“I think the gaps in between the buildings can be used to turn around, and we also have the ‘hammerhead’ at the end of the 25-foot aisle,” said Rea. “I think it’s appropriate for the types of vehicles that are going to use these facilities. You’re not going to get a lot of big trucks in here.”
The storage units would be smaller than many of the mega-storage facilities that have sprung up in Brick and surrounding towns in recent years, though the drive aisle is actually equal to those larger ones, said Rea, entering into evidence aerial photographs of five other storage facilities in town, all of which were much larger.
Del Prete, for his part, said he purchased the property in 2002 and settled on developing it with a self-storage facility after years of consideration.
“We bought it as an investment to, hopefully, build something on it with the potential to start a business,” he said. “We thought that this would be the best use for the property – low impact on the neighborhood, on the schools, on the traffic.”
His first choice was a block of homes, however the size of the lot was not deemed optimal.
“Going back many years ago … we looked at putting about five or six houses there,” he said. “We had some informal meetings and were told it probably wouldn’t fly, so we backed off on that.”
Carr said from a planning perspective, a small self-storage facility is likely the best choice in terms of usage.
“The look from Drum Point Road, we’re maintaining the character in that,” he said. “It’s not a wooded site, we’re not taking down trees to do this. It is the least-intensive use you can do on a site like this. It’s a very challenging site.”
A group of neighboring property owners occasionally groaned and quietly protested with shaken-heads and sighs to express their displeasure as some of the testimony was given. No public comment was taken Wednesday night because testimony in the case has not yet been completed. As a quasi-judicial proceeding, members of the public are eligible to cross-examine witnesses and make a statement to the board in two separate phases, however because of its trial-like nature, all of the evidence must be presented and witnesses directly examined before the public session.

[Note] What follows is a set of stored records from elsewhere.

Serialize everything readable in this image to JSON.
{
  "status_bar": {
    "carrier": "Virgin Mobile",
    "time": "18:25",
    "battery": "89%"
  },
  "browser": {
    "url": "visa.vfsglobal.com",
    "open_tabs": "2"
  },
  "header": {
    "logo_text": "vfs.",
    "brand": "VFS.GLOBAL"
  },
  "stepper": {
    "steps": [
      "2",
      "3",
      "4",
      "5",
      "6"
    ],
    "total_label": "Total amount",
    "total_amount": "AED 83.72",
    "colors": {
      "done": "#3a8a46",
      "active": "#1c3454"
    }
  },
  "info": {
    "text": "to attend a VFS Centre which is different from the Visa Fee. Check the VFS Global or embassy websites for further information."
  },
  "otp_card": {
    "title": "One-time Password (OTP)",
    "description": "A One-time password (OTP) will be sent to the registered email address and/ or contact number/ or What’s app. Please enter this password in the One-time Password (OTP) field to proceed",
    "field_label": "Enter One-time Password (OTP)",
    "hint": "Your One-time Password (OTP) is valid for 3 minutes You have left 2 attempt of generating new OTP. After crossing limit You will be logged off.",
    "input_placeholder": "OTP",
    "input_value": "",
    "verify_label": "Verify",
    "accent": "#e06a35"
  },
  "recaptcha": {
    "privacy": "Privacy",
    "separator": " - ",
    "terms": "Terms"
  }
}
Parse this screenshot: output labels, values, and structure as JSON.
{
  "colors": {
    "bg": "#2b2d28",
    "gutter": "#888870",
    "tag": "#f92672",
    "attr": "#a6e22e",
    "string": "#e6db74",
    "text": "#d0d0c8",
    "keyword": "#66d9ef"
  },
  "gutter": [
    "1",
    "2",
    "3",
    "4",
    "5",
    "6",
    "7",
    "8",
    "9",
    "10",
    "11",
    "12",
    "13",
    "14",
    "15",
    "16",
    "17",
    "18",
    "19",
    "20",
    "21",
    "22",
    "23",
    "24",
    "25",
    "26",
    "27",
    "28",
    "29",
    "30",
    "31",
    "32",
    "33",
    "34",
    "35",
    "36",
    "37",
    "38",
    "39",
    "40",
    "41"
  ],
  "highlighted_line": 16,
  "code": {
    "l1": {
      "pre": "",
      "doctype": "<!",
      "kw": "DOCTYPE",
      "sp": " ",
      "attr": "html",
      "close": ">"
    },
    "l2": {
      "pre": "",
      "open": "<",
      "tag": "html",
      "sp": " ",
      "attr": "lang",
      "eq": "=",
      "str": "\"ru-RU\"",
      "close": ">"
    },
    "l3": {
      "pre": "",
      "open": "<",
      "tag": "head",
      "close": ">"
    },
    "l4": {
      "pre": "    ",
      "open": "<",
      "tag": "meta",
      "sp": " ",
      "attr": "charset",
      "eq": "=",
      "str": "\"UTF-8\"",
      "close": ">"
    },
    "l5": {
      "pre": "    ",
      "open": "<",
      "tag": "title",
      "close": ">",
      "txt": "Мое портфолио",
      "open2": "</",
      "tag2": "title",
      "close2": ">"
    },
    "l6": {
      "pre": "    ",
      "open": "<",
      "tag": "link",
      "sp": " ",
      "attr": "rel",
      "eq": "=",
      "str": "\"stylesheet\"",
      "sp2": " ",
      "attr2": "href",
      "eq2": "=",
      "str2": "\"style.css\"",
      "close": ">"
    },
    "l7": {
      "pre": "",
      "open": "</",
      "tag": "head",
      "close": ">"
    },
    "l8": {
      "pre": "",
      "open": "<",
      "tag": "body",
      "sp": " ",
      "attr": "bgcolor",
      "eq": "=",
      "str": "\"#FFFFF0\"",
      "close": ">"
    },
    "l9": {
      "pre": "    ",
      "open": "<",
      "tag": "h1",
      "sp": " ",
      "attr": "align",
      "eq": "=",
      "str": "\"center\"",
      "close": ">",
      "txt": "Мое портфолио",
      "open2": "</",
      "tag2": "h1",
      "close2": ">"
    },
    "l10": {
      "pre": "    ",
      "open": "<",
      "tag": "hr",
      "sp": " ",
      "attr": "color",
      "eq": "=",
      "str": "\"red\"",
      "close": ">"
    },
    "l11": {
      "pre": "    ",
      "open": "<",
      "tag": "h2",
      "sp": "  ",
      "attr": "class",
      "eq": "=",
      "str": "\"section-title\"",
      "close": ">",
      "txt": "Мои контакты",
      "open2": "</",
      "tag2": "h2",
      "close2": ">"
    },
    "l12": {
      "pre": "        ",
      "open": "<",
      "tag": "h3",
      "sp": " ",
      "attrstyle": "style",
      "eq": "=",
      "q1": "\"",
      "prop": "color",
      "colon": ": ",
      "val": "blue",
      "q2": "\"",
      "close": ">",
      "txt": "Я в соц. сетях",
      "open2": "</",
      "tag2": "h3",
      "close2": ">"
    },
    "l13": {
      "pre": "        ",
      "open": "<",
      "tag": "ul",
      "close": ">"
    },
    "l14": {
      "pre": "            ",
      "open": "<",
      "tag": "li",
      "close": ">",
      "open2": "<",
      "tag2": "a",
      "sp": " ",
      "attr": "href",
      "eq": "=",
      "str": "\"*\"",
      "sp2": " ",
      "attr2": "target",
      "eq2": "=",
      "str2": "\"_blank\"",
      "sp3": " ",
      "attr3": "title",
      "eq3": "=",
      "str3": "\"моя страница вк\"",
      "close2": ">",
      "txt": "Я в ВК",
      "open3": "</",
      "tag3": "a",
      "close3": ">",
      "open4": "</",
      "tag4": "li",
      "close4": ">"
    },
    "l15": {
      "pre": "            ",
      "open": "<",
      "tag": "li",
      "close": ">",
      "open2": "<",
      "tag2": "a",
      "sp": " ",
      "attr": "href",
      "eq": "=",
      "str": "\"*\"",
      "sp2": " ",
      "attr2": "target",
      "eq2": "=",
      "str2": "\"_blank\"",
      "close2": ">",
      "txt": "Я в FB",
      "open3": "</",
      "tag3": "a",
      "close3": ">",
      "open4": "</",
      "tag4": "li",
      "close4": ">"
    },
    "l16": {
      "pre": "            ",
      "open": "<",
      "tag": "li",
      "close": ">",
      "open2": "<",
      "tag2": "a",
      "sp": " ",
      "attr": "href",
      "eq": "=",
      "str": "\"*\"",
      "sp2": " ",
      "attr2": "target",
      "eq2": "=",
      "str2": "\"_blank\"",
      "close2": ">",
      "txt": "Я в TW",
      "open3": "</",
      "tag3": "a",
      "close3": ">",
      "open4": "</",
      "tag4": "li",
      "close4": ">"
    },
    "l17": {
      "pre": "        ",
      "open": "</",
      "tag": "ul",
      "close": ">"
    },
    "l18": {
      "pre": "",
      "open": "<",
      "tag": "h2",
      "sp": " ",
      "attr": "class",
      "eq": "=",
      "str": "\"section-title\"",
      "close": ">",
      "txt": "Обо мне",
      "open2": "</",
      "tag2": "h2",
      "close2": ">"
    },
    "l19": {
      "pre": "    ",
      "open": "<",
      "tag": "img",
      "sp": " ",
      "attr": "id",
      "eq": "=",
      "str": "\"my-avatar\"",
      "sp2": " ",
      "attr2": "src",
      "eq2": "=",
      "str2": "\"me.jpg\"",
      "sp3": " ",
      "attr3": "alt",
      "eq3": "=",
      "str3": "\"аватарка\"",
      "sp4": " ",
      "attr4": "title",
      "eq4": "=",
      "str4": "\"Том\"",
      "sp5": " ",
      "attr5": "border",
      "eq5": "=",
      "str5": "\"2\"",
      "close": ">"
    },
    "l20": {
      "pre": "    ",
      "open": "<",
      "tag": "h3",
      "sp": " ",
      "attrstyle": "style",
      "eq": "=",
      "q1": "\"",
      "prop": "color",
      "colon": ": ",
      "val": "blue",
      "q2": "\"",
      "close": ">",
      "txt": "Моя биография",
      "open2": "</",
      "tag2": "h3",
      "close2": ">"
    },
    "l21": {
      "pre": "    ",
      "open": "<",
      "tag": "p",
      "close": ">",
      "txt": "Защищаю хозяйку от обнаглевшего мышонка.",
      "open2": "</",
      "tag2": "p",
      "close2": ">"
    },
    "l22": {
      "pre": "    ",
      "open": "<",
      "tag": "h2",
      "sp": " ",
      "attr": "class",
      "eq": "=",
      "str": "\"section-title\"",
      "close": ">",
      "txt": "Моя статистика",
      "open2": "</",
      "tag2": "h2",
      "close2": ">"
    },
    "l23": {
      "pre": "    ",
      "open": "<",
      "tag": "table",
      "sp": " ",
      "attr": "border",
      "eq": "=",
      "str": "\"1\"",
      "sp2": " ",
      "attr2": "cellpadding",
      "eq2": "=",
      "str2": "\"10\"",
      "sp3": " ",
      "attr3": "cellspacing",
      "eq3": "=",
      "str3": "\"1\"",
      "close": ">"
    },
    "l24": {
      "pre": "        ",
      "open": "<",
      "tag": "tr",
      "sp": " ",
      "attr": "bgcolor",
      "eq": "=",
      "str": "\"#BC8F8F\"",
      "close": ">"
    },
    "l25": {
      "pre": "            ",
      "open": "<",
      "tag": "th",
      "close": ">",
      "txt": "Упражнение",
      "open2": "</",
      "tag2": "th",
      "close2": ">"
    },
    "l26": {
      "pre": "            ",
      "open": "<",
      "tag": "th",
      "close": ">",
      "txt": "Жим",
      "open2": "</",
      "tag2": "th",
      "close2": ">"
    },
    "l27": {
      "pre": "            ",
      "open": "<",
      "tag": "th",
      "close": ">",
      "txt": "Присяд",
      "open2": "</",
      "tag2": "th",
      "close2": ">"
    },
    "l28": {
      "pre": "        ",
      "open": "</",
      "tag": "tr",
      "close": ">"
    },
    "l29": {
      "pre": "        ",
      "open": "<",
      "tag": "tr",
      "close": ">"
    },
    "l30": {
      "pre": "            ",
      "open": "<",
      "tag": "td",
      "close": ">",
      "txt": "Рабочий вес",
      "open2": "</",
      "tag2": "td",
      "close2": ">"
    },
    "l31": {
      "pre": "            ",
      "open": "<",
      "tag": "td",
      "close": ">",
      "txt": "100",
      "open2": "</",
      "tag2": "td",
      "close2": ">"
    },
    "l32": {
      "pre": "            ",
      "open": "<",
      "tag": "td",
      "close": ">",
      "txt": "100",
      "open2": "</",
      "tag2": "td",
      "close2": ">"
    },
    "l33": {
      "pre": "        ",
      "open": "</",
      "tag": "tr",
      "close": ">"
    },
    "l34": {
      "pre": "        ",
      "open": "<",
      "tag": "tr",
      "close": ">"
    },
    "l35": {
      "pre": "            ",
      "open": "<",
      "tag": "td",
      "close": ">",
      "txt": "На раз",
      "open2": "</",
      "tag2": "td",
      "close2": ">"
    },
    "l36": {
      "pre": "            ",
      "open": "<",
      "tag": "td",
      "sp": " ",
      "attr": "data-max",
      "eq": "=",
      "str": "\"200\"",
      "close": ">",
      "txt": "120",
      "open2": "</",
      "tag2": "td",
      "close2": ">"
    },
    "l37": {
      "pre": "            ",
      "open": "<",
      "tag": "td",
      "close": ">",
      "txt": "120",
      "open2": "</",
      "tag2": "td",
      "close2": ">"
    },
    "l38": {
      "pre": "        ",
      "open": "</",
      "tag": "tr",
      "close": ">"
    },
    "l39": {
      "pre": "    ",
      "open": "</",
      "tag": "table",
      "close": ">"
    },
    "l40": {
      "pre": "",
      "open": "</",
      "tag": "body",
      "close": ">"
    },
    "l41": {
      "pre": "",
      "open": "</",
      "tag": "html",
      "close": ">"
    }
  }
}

With the board meeting coming to an end at its normally-designated deadline of 10 p.m., the meeting was adjourned. The case will be taken up for a third time at the board’s June 21 meeting, scheduled for 7 p.m. at the township municipal complex. Board Chairman David Chadwick said he expects the case to be completed at the next meeting, public comments to be heard, and a vote to be taken to finalize the matter.